The use of the term was partly a result of a reassessment of national liberation movements in the Third World following World War II, widespread decolonization and the emergence of the Non-Aligned Movement as well as Nikita Khrushchev's Secret Speech to the 20th Congress of the Communist Party of the Soviet Union and the de-Stalinization of Soviet Marxism.[3] The discussion of anti-colonial struggle at the 2nd World Congress of the Comintern in 1920 had been formulated in terms of a debate between those for an alliance with the anti-imperialist national bourgeoisie (initially advocated by Vladimir Lenin) and those for a pure class line of socialist, anti-feudal as well as anti-imperialist struggle (such as M. N. Roy).[4] The revolutions of the post-war decolonization era (excepting those led by explicitly proletarian forces such as the Vietnamese Revolution), e.g. the rise of Nasserism, were initially seen by many communists as a new form of bourgeois nationalism and there were often sharp conflicts between communists and nationalists.[5] However, the adoption of leftist economic programs (such as nationalization and/or land reform) by many of these movements and governments, as well as the international alliances between the revolutionary nationalists and the Soviet Union, obliged communists to reassess their nature. These movements were now seen as neither classical bourgeois nationalists nor socialist per se, but rather offering the possibility of "non-capitalist development" as a path of "transition to socialism".[6] At various times, these states included Algeria, Angola, Egypt, Ethiopia, India, Libya, Mozambique, South Yemen and many others.[1][2]

In Soviet political science, "socialist orientation" was defined to be an initial period of the development in countries which rejected capitalism, but did not yet have the prerequisites for the socialist revolution or development.
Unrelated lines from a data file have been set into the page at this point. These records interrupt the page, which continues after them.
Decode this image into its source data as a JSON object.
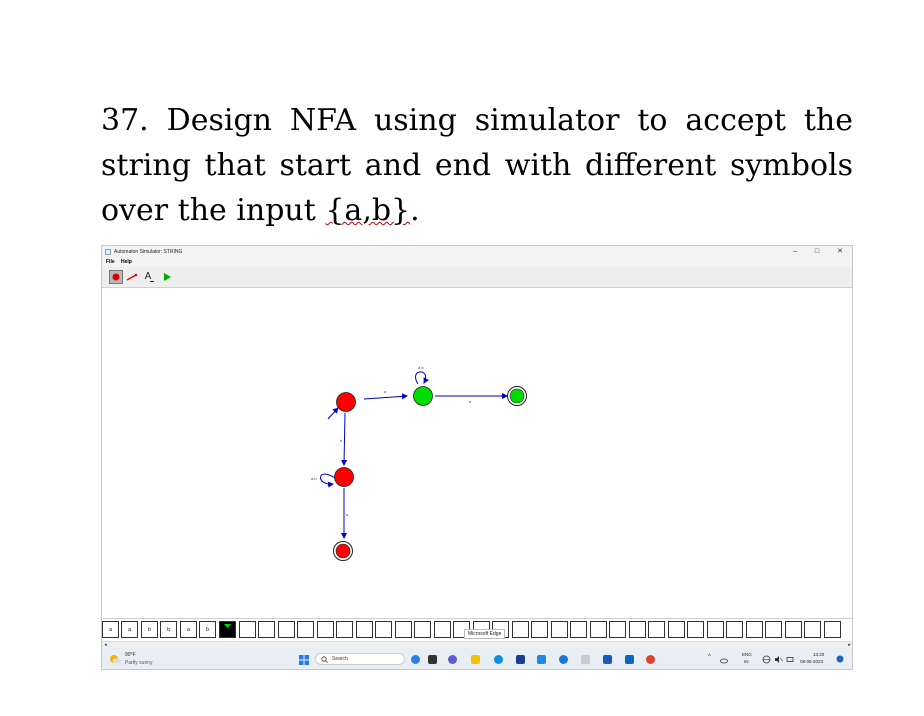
{
  "question": {
    "number": "37.",
    "text": "Design NFA using simulator to accept the string that start and end with different symbols over the input ",
    "underlined": "{a,b}",
    "end": "."
  },
  "window": {
    "title": "Automaton Simulator: STRING",
    "controls": {
      "minimize": "–",
      "maximize": "□",
      "close": "✕"
    },
    "menu": [
      "File",
      "Help"
    ]
  },
  "toolbar": {
    "tools": [
      "state-tool-icon",
      "transition-tool-icon",
      "text-tool-icon",
      "play-icon"
    ],
    "text_tool_label": "A"
  },
  "automaton": {
    "states": [
      {
        "id": "q0",
        "color": "#ff0000",
        "accepting": false
      },
      {
        "id": "q1",
        "color": "#00dd00",
        "accepting": false
      },
      {
        "id": "q2",
        "color": "#00dd00",
        "accepting": true
      },
      {
        "id": "q3",
        "color": "#ff0000",
        "accepting": false
      },
      {
        "id": "q4",
        "color": "#ff0000",
        "accepting": true
      }
    ],
    "transitions": [
      {
        "from": "q0",
        "to": "q1",
        "label": "a"
      },
      {
        "from": "q1",
        "to": "q1",
        "label": "a,b"
      },
      {
        "from": "q1",
        "to": "q2",
        "label": "b"
      },
      {
        "from": "q0",
        "to": "q3",
        "label": "b"
      },
      {
        "from": "q3",
        "to": "q3",
        "label": "a,b"
      },
      {
        "from": "q3",
        "to": "q4",
        "label": "a"
      }
    ],
    "colors": {
      "edge": "#0000cc",
      "label": "#444444"
    }
  },
  "tape": {
    "cells": [
      "a",
      "a",
      "b",
      "b",
      "a",
      "b"
    ],
    "total_cells": 38,
    "head_index": 6,
    "tooltip": "Microsoft Edge"
  },
  "taskbar": {
    "weather_temp": "90°F",
    "weather_desc": "Partly sunny",
    "search_label": "Search",
    "lang_top": "ENG",
    "lang_bottom": "IN",
    "time": "13:20",
    "date": "08-06-2023"
  }
}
Along these lines, a more cautious synonym was used, namely "countries on the path of non-capitalist development". A 1986 Soviet reference book on Africa claimed that about one-third of African states followed this path.[2]

In some countries designated as socialist-leaning by the Soviet Union such as India, this formulation was sharply criticized by emerging Maoist or Chinese-leaning groups such as the Communist Party of India (Marxist), who considered the doctrine class collaborationist as part of the larger Sino-Soviet split and the Maoist struggle against so-called Soviet revisionism.

List of socialist-leaning states[edit]

States that had ideologically communist governments in red, states that the Soviet Union believed at one point to be moving toward socialism in orange, and states with constitutional references to socialism in yellow

Some of these countries had communist governments while others (italicized) did not.

See also[edit]


  1. ^ At the outbreak of the Somali invasion of Ethiopia in 1977, the Soviet Union ceased to support Somalia, with the corresponding change in rhetoric. In turn, Somalia broke diplomatic relations with the Soviet Union and the United States adopted Somalia as a Cold War ally.[7]


  1. ^ a b Trenin, Dmitri (2011). Post-Imperium: A Eurasian Story. Carnegie Endowment for International Peace. p. 144.
  2. ^ a b c "Sotsialisticheskaya oriyentatsiya" (in Russian). An article from the 1986–1987 Soviet reference book Afrika. Entsiklopedicheskiy spravochnik.
  3. ^ Tareq, Ismael (2005). The Communist Movement in the Arab World. London: Rutledge. Print. pp. 24–25.
  4. ^ Lenin, Vladimir (1965) [19 July–7 August 1920). "Report of the Commission on the National and the Colonial Question". Collected Works. 31. Moscow: Progress Publishers. pp. 213–263.
  5. ^ Tareq, Ismael (2005). The Communist Movement in the Arab World. London: Rutledge. Print. p. 21.
  6. ^ Tareq, Ismael (2005). The Communist Movement in the Arab World. London: Rutledge. Print. p. 24.
  7. ^ Crockatt, Richard (1995). The Fifty Years War: The United States and the Soviet Union in World Politics. London and New York City: Routledge. ISBN 978-0-415-10471-5.